**Your task**: Some lines below hold "description". Pick them out and copy them.

*** Opening of Input records ***

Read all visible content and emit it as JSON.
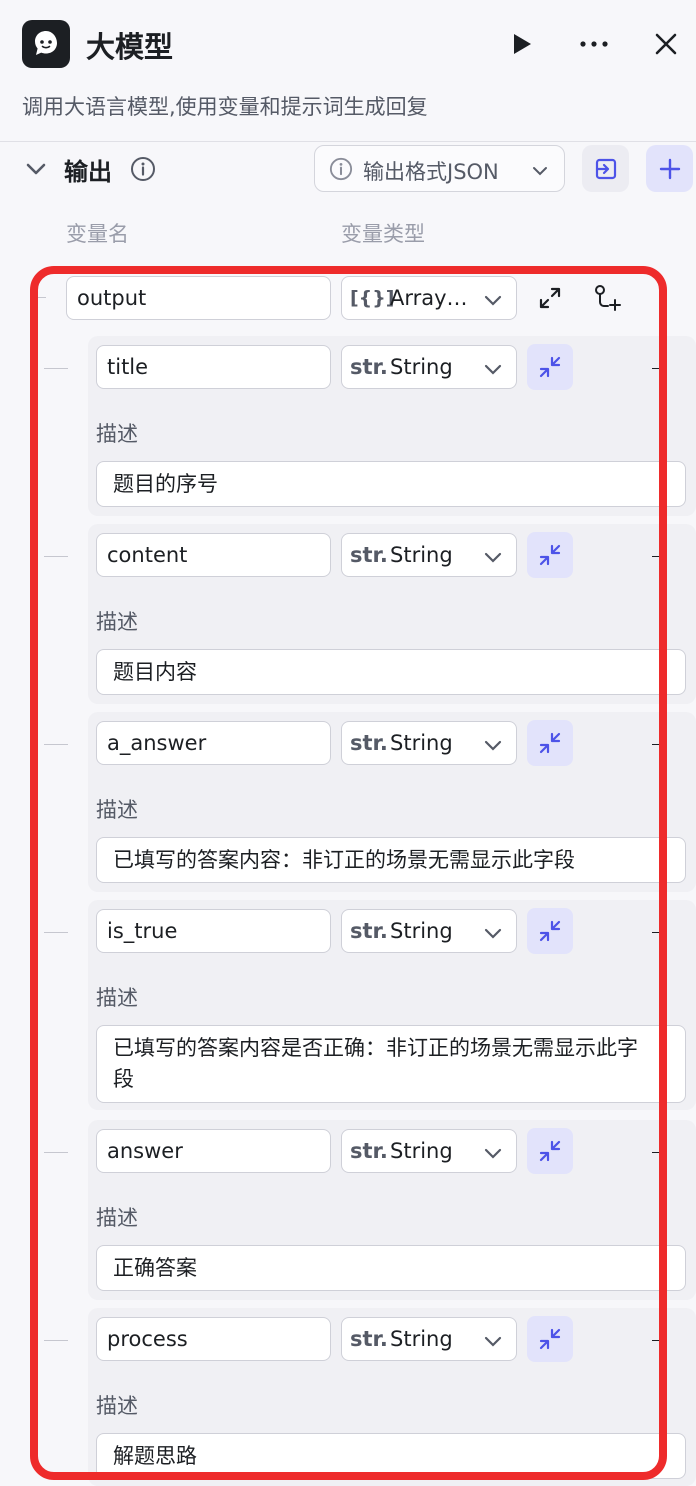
{
  "header": {
    "title": "大模型",
    "subtitle": "调用大语言模型,使用变量和提示词生成回复"
  },
  "output_section": {
    "title": "输出",
    "format_label": "输出格式JSON",
    "col_name": "变量名",
    "col_type": "变量类型"
  },
  "root_field": {
    "name": "output",
    "type_icon": "[{}]",
    "type_label": "Array…"
  },
  "children": [
    {
      "name": "title",
      "type_icon": "str.",
      "type_label": "String",
      "desc_label": "描述",
      "description": "题目的序号"
    },
    {
      "name": "content",
      "type_icon": "str.",
      "type_label": "String",
      "desc_label": "描述",
      "description": "题目内容"
    },
    {
      "name": "a_answer",
      "type_icon": "str.",
      "type_label": "String",
      "desc_label": "描述",
      "description": "已填写的答案内容：非订正的场景无需显示此字段"
    },
    {
      "name": "is_true",
      "type_icon": "str.",
      "type_label": "String",
      "desc_label": "描述",
      "description": "已填写的答案内容是否正确：非订正的场景无需显示此字段"
    },
    {
      "name": "answer",
      "type_icon": "str.",
      "type_label": "String",
      "desc_label": "描述",
      "description": "正确答案"
    },
    {
      "name": "process",
      "type_icon": "str.",
      "type_label": "String",
      "desc_label": "描述",
      "description": "解题思路"
    }
  ],
  "colors": {
    "accent": "#4d53e8",
    "highlight_frame": "#ee2b2b"
  }
}
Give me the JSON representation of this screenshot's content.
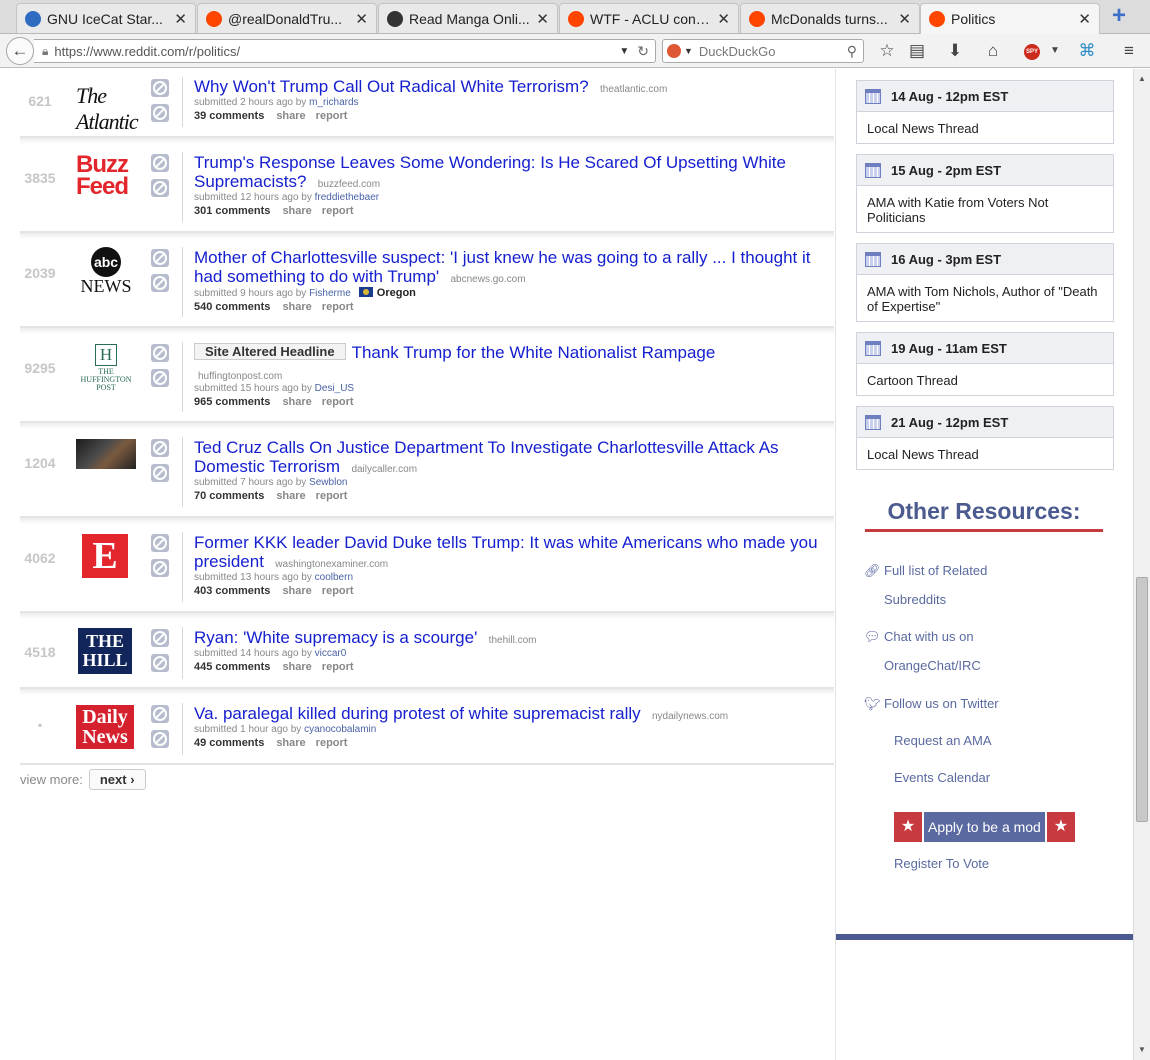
{
  "browser": {
    "tabs": [
      {
        "label": "GNU IceCat Star...",
        "color": "#2f6cc1"
      },
      {
        "label": "@realDonaldTru...",
        "color": "#ff4500"
      },
      {
        "label": "Read Manga Onli...",
        "color": "#333333"
      },
      {
        "label": "WTF - ACLU confi...",
        "color": "#ff4500"
      },
      {
        "label": "McDonalds turns...",
        "color": "#ff4500"
      },
      {
        "label": "Politics",
        "color": "#ff4500"
      }
    ],
    "url": "https://www.reddit.com/r/politics/",
    "search_placeholder": "DuckDuckGo"
  },
  "posts": [
    {
      "rank": "621",
      "logo": "atlantic",
      "title": "Why Won't Trump Call Out Radical White Terrorism?",
      "domain": "theatlantic.com",
      "time": "submitted 2 hours ago by",
      "author": "m_richards",
      "comments": "39 comments"
    },
    {
      "rank": "3835",
      "logo": "buzzfeed",
      "title": "Trump's Response Leaves Some Wondering: Is He Scared Of Upsetting White Supremacists?",
      "domain": "buzzfeed.com",
      "time": "submitted 12 hours ago by",
      "author": "freddiethebaer",
      "comments": "301 comments"
    },
    {
      "rank": "2039",
      "logo": "abc",
      "title": "Mother of Charlottesville suspect: 'I just knew he was going to a rally ... I thought it had something to do with Trump'",
      "domain": "abcnews.go.com",
      "time": "submitted 9 hours ago by",
      "author": "Fisherme",
      "flair": "Oregon",
      "comments": "540 comments"
    },
    {
      "rank": "9295",
      "logo": "huffpost",
      "altered": "Site Altered Headline",
      "title": "Thank Trump for the White Nationalist Rampage",
      "domain": "huffingtonpost.com",
      "time": "submitted 15 hours ago by",
      "author": "Desi_US",
      "comments": "965 comments"
    },
    {
      "rank": "1204",
      "logo": "photo",
      "title": "Ted Cruz Calls On Justice Department To Investigate Charlottesville Attack As Domestic Terrorism",
      "domain": "dailycaller.com",
      "time": "submitted 7 hours ago by",
      "author": "Sewblon",
      "comments": "70 comments"
    },
    {
      "rank": "4062",
      "logo": "examiner",
      "title": "Former KKK leader David Duke tells Trump: It was white Americans who made you president",
      "domain": "washingtonexaminer.com",
      "time": "submitted 13 hours ago by",
      "author": "coolbern",
      "comments": "403 comments"
    },
    {
      "rank": "4518",
      "logo": "hill",
      "title": "Ryan: 'White supremacy is a scourge'",
      "domain": "thehill.com",
      "time": "submitted 14 hours ago by",
      "author": "viccar0",
      "comments": "445 comments"
    },
    {
      "rank": "•",
      "logo": "dailynews",
      "title": "Va. paralegal killed during protest of white supremacist rally",
      "domain": "nydailynews.com",
      "time": "submitted 1 hour ago by",
      "author": "cyanocobalamin",
      "comments": "49 comments"
    }
  ],
  "post_actions": {
    "share": "share",
    "report": "report"
  },
  "logos": {
    "atlantic": "The Atlantic",
    "buzz": "Buzz",
    "feed": "Feed",
    "abc": "abc",
    "news": "NEWS",
    "huff_h": "H",
    "huff_name": "THE HUFFINGTON POST",
    "examiner": "E",
    "the": "THE",
    "hill": "HILL",
    "daily": "Daily",
    "dnews": "News"
  },
  "view_more": {
    "label": "view more:",
    "next": "next ›"
  },
  "events": [
    {
      "date": "14 Aug - 12pm EST",
      "title": "Local News Thread"
    },
    {
      "date": "15 Aug - 2pm EST",
      "title": "AMA with Katie from Voters Not Politicians"
    },
    {
      "date": "16 Aug - 3pm EST",
      "title": "AMA with Tom Nichols, Author of \"Death of Expertise\""
    },
    {
      "date": "19 Aug - 11am EST",
      "title": "Cartoon Thread"
    },
    {
      "date": "21 Aug - 12pm EST",
      "title": "Local News Thread"
    }
  ],
  "resources": {
    "heading": "Other Resources:",
    "links": [
      {
        "line1": "Full list of Related",
        "line2": "Subreddits",
        "icon": "link-icon"
      },
      {
        "line1": "Chat with us on",
        "line2": "OrangeChat/IRC",
        "icon": "chat-icon"
      },
      {
        "line1": "Follow us on Twitter",
        "icon": "twitter-icon"
      },
      {
        "line1": "Request an AMA"
      },
      {
        "line1": "Events Calendar"
      }
    ],
    "apply": "Apply to be a mod",
    "register": "Register To Vote"
  },
  "colors": {
    "link": "#1620cf",
    "accent_red": "#c73a3f",
    "accent_blue": "#4c5b8f"
  }
}
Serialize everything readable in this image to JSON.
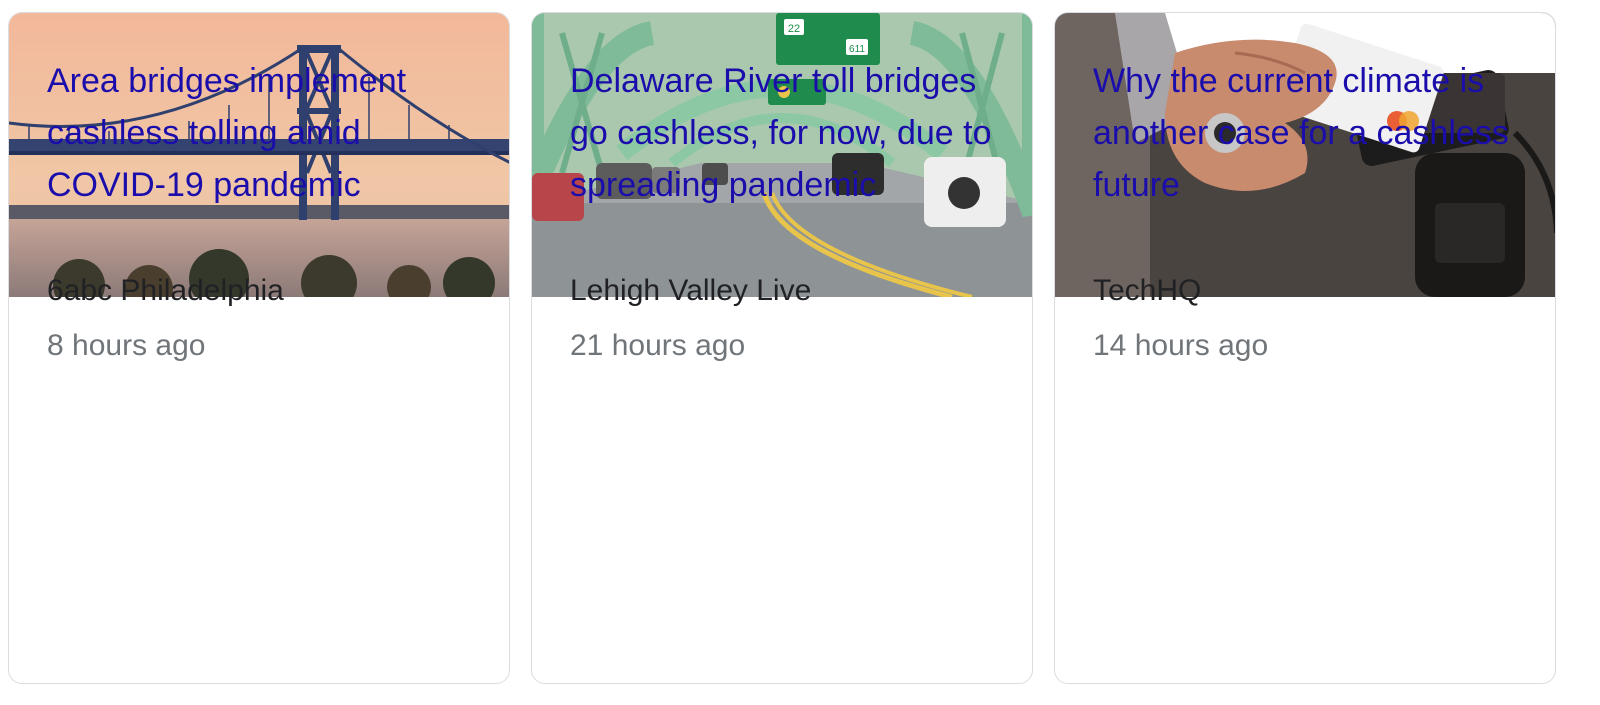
{
  "cards": [
    {
      "headline": "Area bridges implement cashless tolling amid COVID-19 pandemic",
      "source": "6abc Philadelphia",
      "time": "8 hours ago",
      "image": "bridge-sunset-photo"
    },
    {
      "headline": "Delaware River toll bridges go cashless, for now, due to spreading pandemic",
      "source": "Lehigh Valley Live",
      "time": "21 hours ago",
      "image": "green-truss-bridge-road-photo",
      "signs": [
        "22",
        "611"
      ]
    },
    {
      "headline": "Why the current climate is another case for a cashless future",
      "source": "TechHQ",
      "time": "14 hours ago",
      "image": "hand-card-payment-photo"
    }
  ],
  "colors": {
    "headline": "#1a0dab",
    "source": "#202124",
    "time": "#70757a",
    "border": "#dadce0"
  }
}
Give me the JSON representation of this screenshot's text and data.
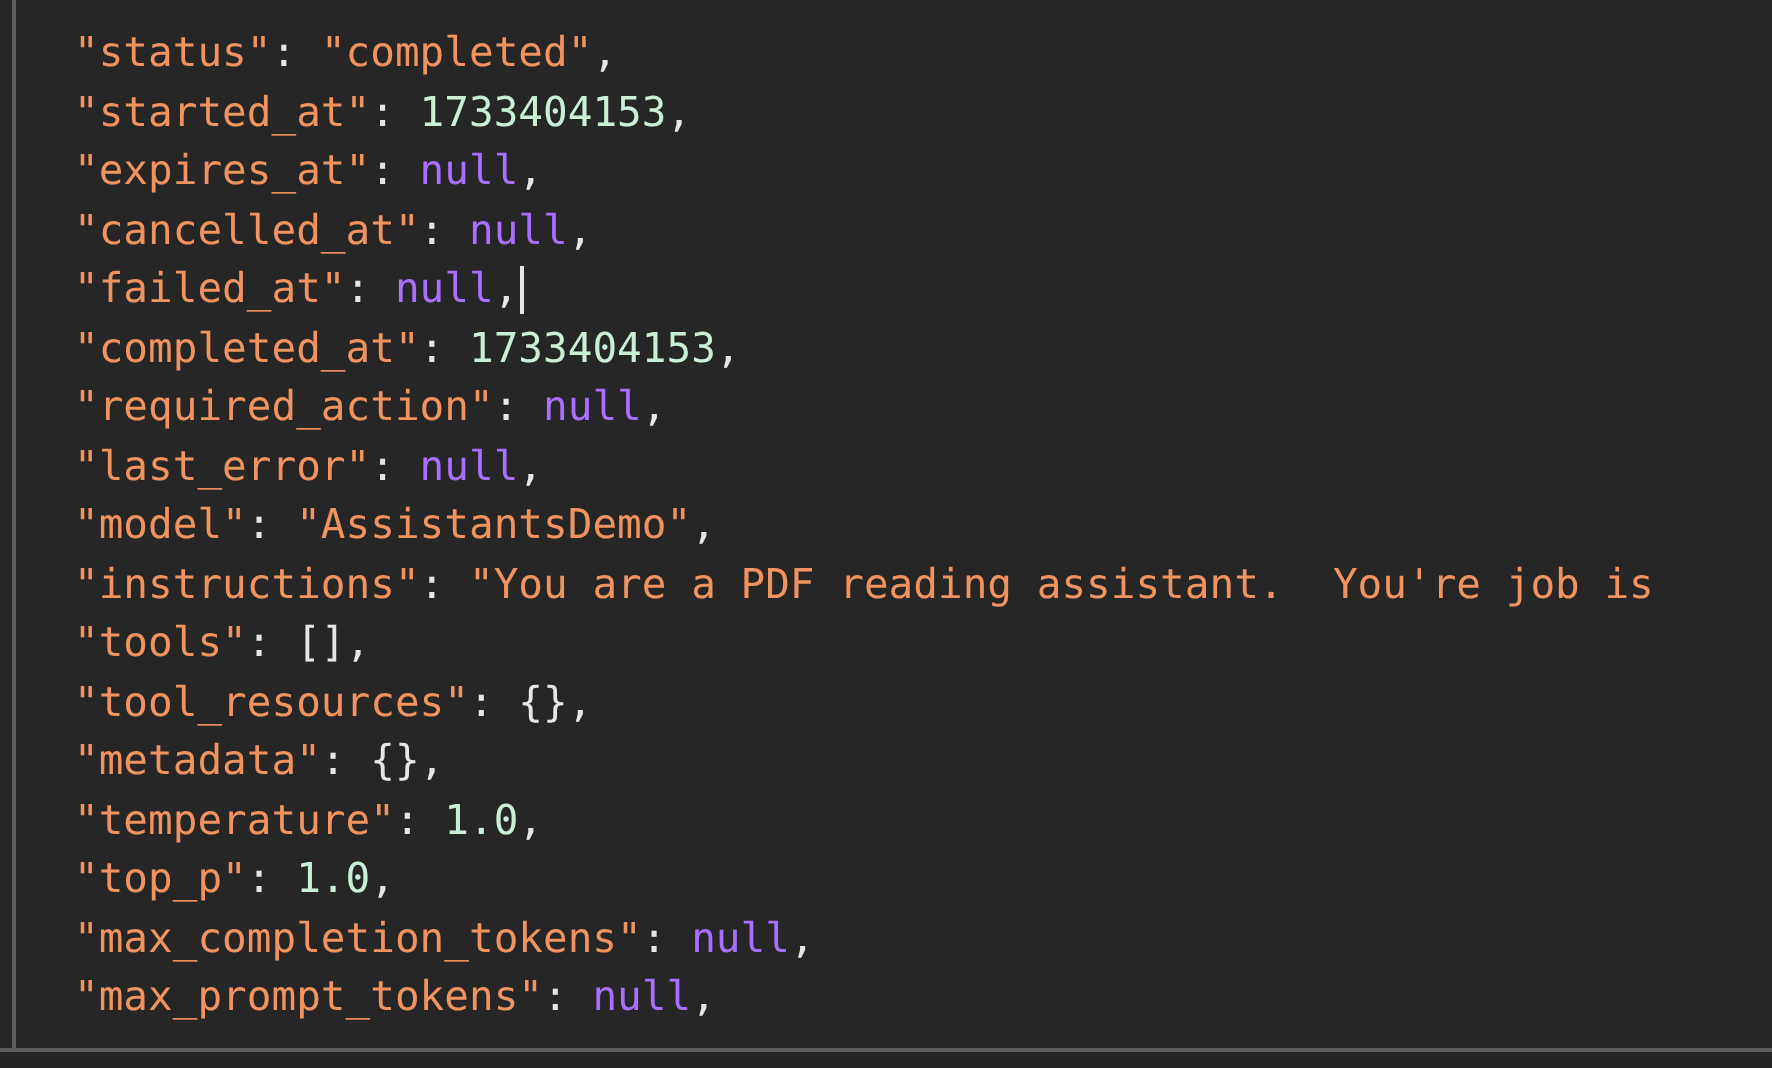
{
  "editor": {
    "lines": [
      {
        "key": "\"status\"",
        "colon": ": ",
        "value": "\"completed\"",
        "kind": "string",
        "end": ",",
        "cursor": false
      },
      {
        "key": "\"started_at\"",
        "colon": ": ",
        "value": "1733404153",
        "kind": "number",
        "end": ",",
        "cursor": false
      },
      {
        "key": "\"expires_at\"",
        "colon": ": ",
        "value": "null",
        "kind": "null",
        "end": ",",
        "cursor": false
      },
      {
        "key": "\"cancelled_at\"",
        "colon": ": ",
        "value": "null",
        "kind": "null",
        "end": ",",
        "cursor": false
      },
      {
        "key": "\"failed_at\"",
        "colon": ": ",
        "value": "null",
        "kind": "null",
        "end": ",",
        "cursor": true
      },
      {
        "key": "\"completed_at\"",
        "colon": ": ",
        "value": "1733404153",
        "kind": "number",
        "end": ",",
        "cursor": false
      },
      {
        "key": "\"required_action\"",
        "colon": ": ",
        "value": "null",
        "kind": "null",
        "end": ",",
        "cursor": false
      },
      {
        "key": "\"last_error\"",
        "colon": ": ",
        "value": "null",
        "kind": "null",
        "end": ",",
        "cursor": false
      },
      {
        "key": "\"model\"",
        "colon": ": ",
        "value": "\"AssistantsDemo\"",
        "kind": "string",
        "end": ",",
        "cursor": false
      },
      {
        "key": "\"instructions\"",
        "colon": ": ",
        "value": "\"You are a PDF reading assistant.  You're job is",
        "kind": "string",
        "cursor": false
      },
      {
        "key": "\"tools\"",
        "colon": ": ",
        "value": "[]",
        "kind": "plain",
        "end": ",",
        "cursor": false
      },
      {
        "key": "\"tool_resources\"",
        "colon": ": ",
        "value": "{}",
        "kind": "plain",
        "end": ",",
        "cursor": false
      },
      {
        "key": "\"metadata\"",
        "colon": ": ",
        "value": "{}",
        "kind": "plain",
        "end": ",",
        "cursor": false
      },
      {
        "key": "\"temperature\"",
        "colon": ": ",
        "value": "1.0",
        "kind": "number",
        "end": ",",
        "cursor": false
      },
      {
        "key": "\"top_p\"",
        "colon": ": ",
        "value": "1.0",
        "kind": "number",
        "end": ",",
        "cursor": false
      },
      {
        "key": "\"max_completion_tokens\"",
        "colon": ": ",
        "value": "null",
        "kind": "null",
        "end": ",",
        "cursor": false
      },
      {
        "key": "\"max_prompt_tokens\"",
        "colon": ": ",
        "value": "null",
        "kind": "null",
        "end": ",",
        "cursor": false
      }
    ]
  }
}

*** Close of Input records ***

**Final answer**:
      "description": "题目的序号"
      "description": "题目内容"
      "description": "已填写的答案内容：非订正的场景无需显示此字段"
      "description": "已填写的答案内容是否正确：非订正的场景无需显示此字段"
      "description": "正确答案"
      "description": "解题思路"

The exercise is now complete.